[Work required]
Wherever a line below holds the word "Gummies", copy that line.

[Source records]
++++
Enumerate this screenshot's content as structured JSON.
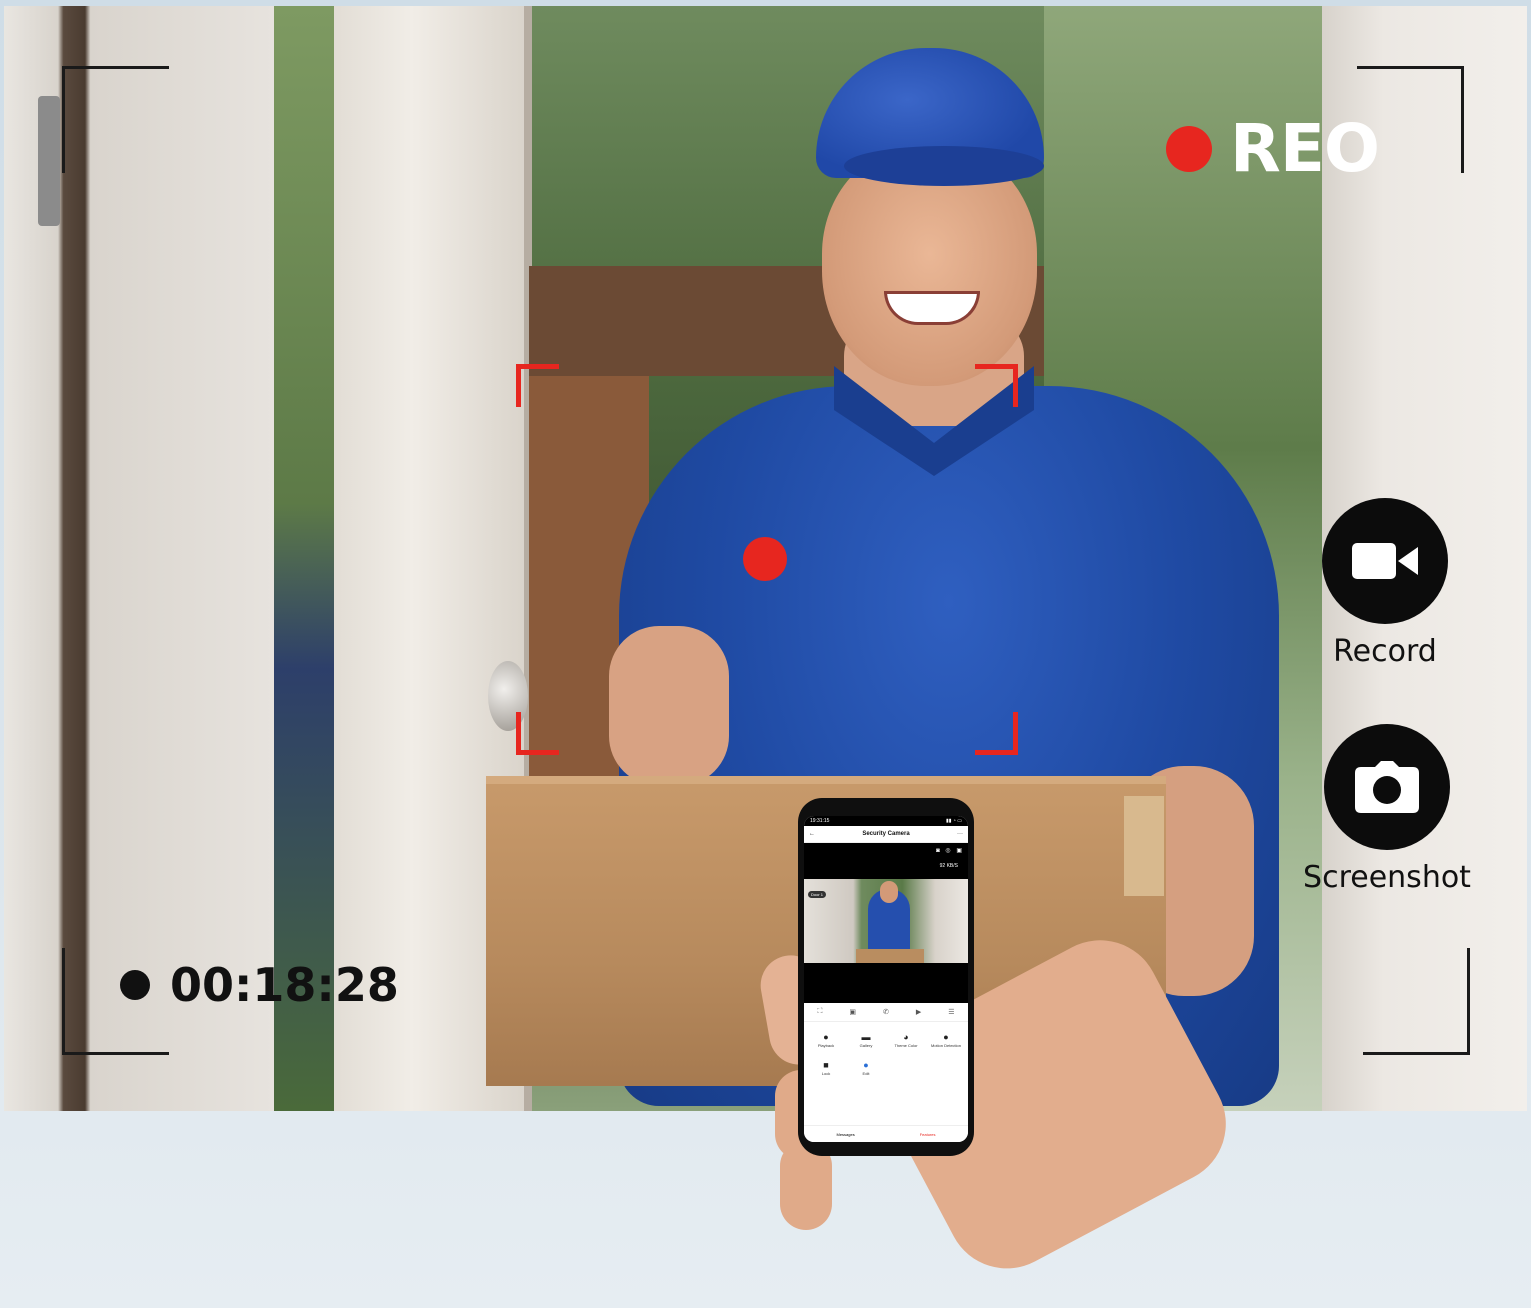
{
  "overlay": {
    "rec_label": "REO",
    "timer": "00:18:28",
    "actions": [
      {
        "label": "Record",
        "icon": "video-camera-icon"
      },
      {
        "label": "Screenshot",
        "icon": "camera-icon"
      }
    ]
  },
  "colors": {
    "accent_red": "#e7261f",
    "button_black": "#0c0c0c",
    "frame_corners": "#1a1a1a"
  },
  "phone": {
    "status_time": "19:31:15",
    "app_title": "Security Camera",
    "speed": "92 KB/S",
    "camera_tag": "Door 1",
    "features": [
      {
        "label": "Playback",
        "icon": "play-icon"
      },
      {
        "label": "Gallery",
        "icon": "gallery-icon"
      },
      {
        "label": "Theme Color",
        "icon": "palette-icon"
      },
      {
        "label": "Motion Detection",
        "icon": "motion-icon"
      },
      {
        "label": "Lock",
        "icon": "lock-icon"
      },
      {
        "label": "Edit",
        "icon": "edit-icon"
      }
    ],
    "tabs": [
      {
        "label": "Messages",
        "icon": "bell-icon"
      },
      {
        "label": "Features",
        "icon": "features-icon"
      }
    ]
  }
}
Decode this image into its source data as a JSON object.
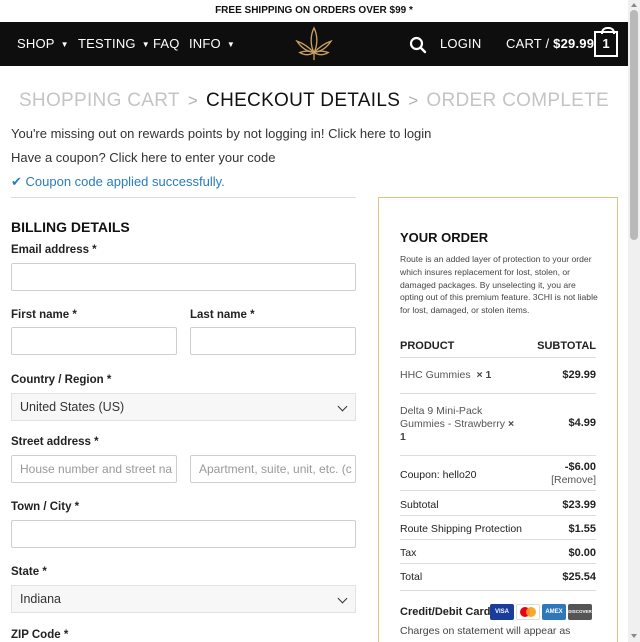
{
  "topbar": {
    "text": "FREE SHIPPING ON ORDERS OVER $99 *"
  },
  "nav": {
    "items": [
      {
        "label": "SHOP",
        "dropdown": true
      },
      {
        "label": "TESTING",
        "dropdown": true
      },
      {
        "label": "FAQ",
        "dropdown": false
      },
      {
        "label": "INFO",
        "dropdown": true
      }
    ],
    "login": "LOGIN",
    "cart_label": "CART /",
    "cart_total": "$29.99",
    "cart_count": "1",
    "logo_icon": "cannabis-leaf-logo",
    "search_icon": "search-icon",
    "accent_color": "#c9a063"
  },
  "steps": {
    "cart": "SHOPPING CART",
    "details": "CHECKOUT DETAILS",
    "complete": "ORDER COMPLETE"
  },
  "notices": {
    "login": "You're missing out on rewards points by not logging in! Click here to login",
    "coupon": "Have a coupon? Click here to enter your code",
    "success_icon": "checkmark-icon",
    "success": "Coupon code applied successfully."
  },
  "billing": {
    "title": "BILLING DETAILS",
    "email_label": "Email address *",
    "first_label": "First name *",
    "last_label": "Last name *",
    "country_label": "Country / Region *",
    "country_value": "United States (US)",
    "street_label": "Street address *",
    "street_placeholder": "House number and street na",
    "street2_placeholder": "Apartment, suite, unit, etc. (c",
    "city_label": "Town / City *",
    "state_label": "State *",
    "state_value": "Indiana",
    "zip_label": "ZIP Code *"
  },
  "order": {
    "title": "YOUR ORDER",
    "route_note": "Route is an added layer of protection to your order which insures replacement for lost, stolen, or damaged packages. By unselecting it, you are opting out of this premium feature. 3CHI is not liable for lost, damaged, or stolen items.",
    "col_product": "PRODUCT",
    "col_subtotal": "SUBTOTAL",
    "items": [
      {
        "name": "HHC Gummies",
        "qty": "× 1",
        "price": "$29.99"
      },
      {
        "name": "Delta 9 Mini-Pack Gummies - Strawberry",
        "qty": "× 1",
        "price": "$4.99"
      }
    ],
    "coupon_label": "Coupon: hello20",
    "coupon_value": "-$6.00",
    "coupon_remove": "[Remove]",
    "subtotal_label": "Subtotal",
    "subtotal_value": "$23.99",
    "shipping_label": "Route Shipping Protection",
    "shipping_value": "$1.55",
    "tax_label": "Tax",
    "tax_value": "$0.00",
    "total_label": "Total",
    "total_value": "$25.54",
    "payment_label": "Credit/Debit Card",
    "cards": [
      "VISA",
      "mastercard",
      "AMEX",
      "DISCOVER"
    ],
    "charges_note": "Charges on statement will appear as"
  }
}
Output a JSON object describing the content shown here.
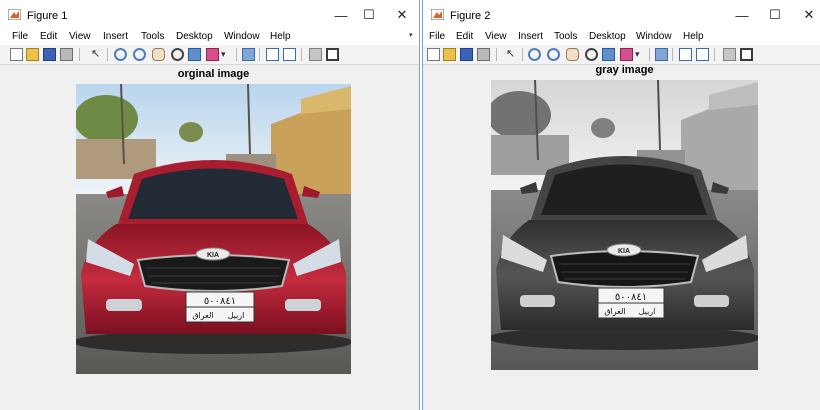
{
  "windows": [
    {
      "title": "Figure 1",
      "axes_title": "orginal image",
      "image_description": "red sedan front view on a street",
      "image_mode": "color"
    },
    {
      "title": "Figure 2",
      "axes_title": "gray image",
      "image_description": "same sedan converted to grayscale",
      "image_mode": "grayscale"
    }
  ],
  "menu": [
    "File",
    "Edit",
    "View",
    "Insert",
    "Tools",
    "Desktop",
    "Window",
    "Help"
  ],
  "window_controls": {
    "minimize": "—",
    "maximize": "☐",
    "close": "✕"
  },
  "toolbar_icons": [
    "new-figure-icon",
    "open-file-icon",
    "save-icon",
    "print-icon",
    "pointer-icon",
    "zoom-in-icon",
    "zoom-out-icon",
    "pan-icon",
    "rotate-3d-icon",
    "data-cursor-icon",
    "brush-icon",
    "link-icon",
    "insert-colorbar-icon",
    "insert-legend-icon",
    "hide-plot-tools-icon",
    "show-plot-tools-icon"
  ],
  "license_plate": {
    "number": "٥٠٠٨٤١",
    "country": "العراق",
    "city": "اربيل"
  },
  "car_badge": "KIA",
  "colors": {
    "car_body": "#b22235",
    "gray_body": "#4c4c4c",
    "window_border": "#7aa3c8"
  }
}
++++
[Exercise output]
        "name": "HHC Gummies",
        "name": "Delta 9 Mini-Pack Gummies - Strawberry",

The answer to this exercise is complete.